The Hebrew word Torah is much broader than simply “law.” It means “instruction” or “teaching.” Torah would include both God’s laws and His promises in the Hebrew Bible. As Christians, we read Torah to include the entire Word of God with an emphasis on Jesus Christ.
Jesus is God’s eternal, divine, incarnate Word. Jesus fulfilled the law and the prophets (Matt 5:17) for us. Jesus is the end (or telos) of the law for righteousness for everyone who believes (Rom 10:4). Thus for Christians, our delight is in the entire Word of God unveiled by the Spirit to faith in Jesus Christ!
“and on his law he meditates day and night.”
To “meditate” is to muse, reflect, think or speak about something. Augustine of Hippo’s translation has “chatter,” calling to mind the birds which are continually employed in chirping and singing. Blessed is the man who employs himself freely, spontaneously and continually in thoughts and speech about Christ and His Word.
Before we close this section on Psalm 1, I want to urge you not read these verses as a ladder to holiness, outward prosperity or God’s favor. Not even the apostle Paul fits the description in this psalm of the blessed man: “For I delight in the law of God, in my inner being, but I see in my members another law waging war against the law of my mind and making me captive to the law of sin that dwells in my members.” (Rom 7:22-23)
Only Christ wholly fulfills this psalm! Psalm 1 is ultimately a portrait of Jesus Christ, who alone is the blessed Man (v. 1). He alone delights in the law of the Lord, and on His law He meditates day and night (v. 2); He alone is the One who prospers in all that He does (v. 3); and He alone is the Way of the righteous (v. 6).
Jesus came down from heaven and entered into our flesh to fulfill this psalm for us and our salvation. He endured the scoffers and the bared the reproach of the ungodly unto death, even death on a cross, as a ransom for many. On the third day Jesus rose from the dead, publicly declaring that the blessed Man prospers in all that He does. We enjoy God’s favor and the gifts in the Gospel through faith alone in Jesus!
Therefore, as His disciples, Jesus encourages us to gladly hear, read, learn and meditate on His Word so that we might receive God’s grace upon grace and enjoy the many benefits promised in this psalm.
The “delight” (“pleasure” or “will”) in the Word, of which this psalm commends, springs forth from faith in God through Jesus Christ. Whereas, that “delight” which is extorted by guilt or fear of punishment, is servile and forced; and that which is drawn forth by a desire after a reward, is mercenary and feigned.
Therefore, the “delight,” of which this psalm speaks, is a free, spontaneous, and joyous pleasure in the Word of God. Blessed are we when, with faith in Jesus, we eagerly hear, read, meditate on, and live our lives according to, His holy Word.
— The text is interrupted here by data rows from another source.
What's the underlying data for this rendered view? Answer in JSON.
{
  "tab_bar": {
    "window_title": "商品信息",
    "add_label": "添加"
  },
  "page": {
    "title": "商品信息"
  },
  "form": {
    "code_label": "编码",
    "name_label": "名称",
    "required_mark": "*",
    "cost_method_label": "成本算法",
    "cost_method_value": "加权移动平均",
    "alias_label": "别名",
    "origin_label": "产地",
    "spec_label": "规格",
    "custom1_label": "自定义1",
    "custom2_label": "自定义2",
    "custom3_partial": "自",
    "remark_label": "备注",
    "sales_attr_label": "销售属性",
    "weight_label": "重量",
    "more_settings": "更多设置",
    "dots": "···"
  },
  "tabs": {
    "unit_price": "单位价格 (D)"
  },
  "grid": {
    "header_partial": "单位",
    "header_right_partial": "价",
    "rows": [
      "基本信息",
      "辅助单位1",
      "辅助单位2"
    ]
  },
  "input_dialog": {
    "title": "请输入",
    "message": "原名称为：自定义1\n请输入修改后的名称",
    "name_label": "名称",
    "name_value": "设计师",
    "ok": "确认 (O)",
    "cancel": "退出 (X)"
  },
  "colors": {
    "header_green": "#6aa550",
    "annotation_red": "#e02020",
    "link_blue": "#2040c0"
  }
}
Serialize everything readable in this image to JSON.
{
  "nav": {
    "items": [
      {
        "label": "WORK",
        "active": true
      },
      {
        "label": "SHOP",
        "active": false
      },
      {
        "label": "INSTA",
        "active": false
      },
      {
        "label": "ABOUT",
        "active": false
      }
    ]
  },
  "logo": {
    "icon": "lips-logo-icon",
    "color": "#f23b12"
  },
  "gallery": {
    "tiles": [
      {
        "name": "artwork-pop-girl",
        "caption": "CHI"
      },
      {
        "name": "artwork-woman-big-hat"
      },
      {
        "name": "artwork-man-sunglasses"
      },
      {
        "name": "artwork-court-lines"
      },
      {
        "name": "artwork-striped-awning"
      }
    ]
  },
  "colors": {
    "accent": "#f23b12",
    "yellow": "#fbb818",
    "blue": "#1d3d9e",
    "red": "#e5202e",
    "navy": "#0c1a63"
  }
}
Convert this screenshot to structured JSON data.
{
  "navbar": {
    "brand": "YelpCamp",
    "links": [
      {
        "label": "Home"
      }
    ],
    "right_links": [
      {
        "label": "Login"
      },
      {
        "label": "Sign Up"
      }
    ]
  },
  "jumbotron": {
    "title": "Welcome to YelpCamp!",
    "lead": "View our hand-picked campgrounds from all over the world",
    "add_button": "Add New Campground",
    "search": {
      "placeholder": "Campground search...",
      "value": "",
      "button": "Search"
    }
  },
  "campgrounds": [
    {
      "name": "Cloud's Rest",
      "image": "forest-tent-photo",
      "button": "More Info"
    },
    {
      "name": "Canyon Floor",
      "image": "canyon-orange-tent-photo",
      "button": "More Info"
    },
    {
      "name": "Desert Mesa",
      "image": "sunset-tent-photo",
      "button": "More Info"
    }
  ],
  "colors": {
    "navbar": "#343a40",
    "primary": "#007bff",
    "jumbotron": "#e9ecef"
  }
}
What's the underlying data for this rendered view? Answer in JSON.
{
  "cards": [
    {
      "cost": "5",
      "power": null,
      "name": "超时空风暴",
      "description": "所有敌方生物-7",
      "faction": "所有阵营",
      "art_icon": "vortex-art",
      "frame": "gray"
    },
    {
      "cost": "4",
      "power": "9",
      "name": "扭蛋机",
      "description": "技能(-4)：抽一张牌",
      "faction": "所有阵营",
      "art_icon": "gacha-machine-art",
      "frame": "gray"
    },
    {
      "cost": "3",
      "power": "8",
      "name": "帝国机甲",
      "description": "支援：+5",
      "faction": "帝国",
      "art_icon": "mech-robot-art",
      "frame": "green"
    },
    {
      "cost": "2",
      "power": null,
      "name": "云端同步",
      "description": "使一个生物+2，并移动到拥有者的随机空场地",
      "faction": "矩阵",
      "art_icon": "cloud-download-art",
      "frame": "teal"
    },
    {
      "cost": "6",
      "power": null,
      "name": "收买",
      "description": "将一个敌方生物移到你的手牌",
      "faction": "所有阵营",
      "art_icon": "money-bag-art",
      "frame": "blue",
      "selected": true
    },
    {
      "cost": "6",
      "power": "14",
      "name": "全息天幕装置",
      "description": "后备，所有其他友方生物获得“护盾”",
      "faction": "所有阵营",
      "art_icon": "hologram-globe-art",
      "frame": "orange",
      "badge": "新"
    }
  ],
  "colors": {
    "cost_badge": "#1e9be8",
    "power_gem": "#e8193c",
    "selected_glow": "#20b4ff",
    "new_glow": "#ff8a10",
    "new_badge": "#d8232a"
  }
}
Amen.
Thank you for reading. Next week we will pick up Psalm 1 at verse 3, where the Psalmist compares the blessed man to a fruitful tree planted beside rivers of water. Amen.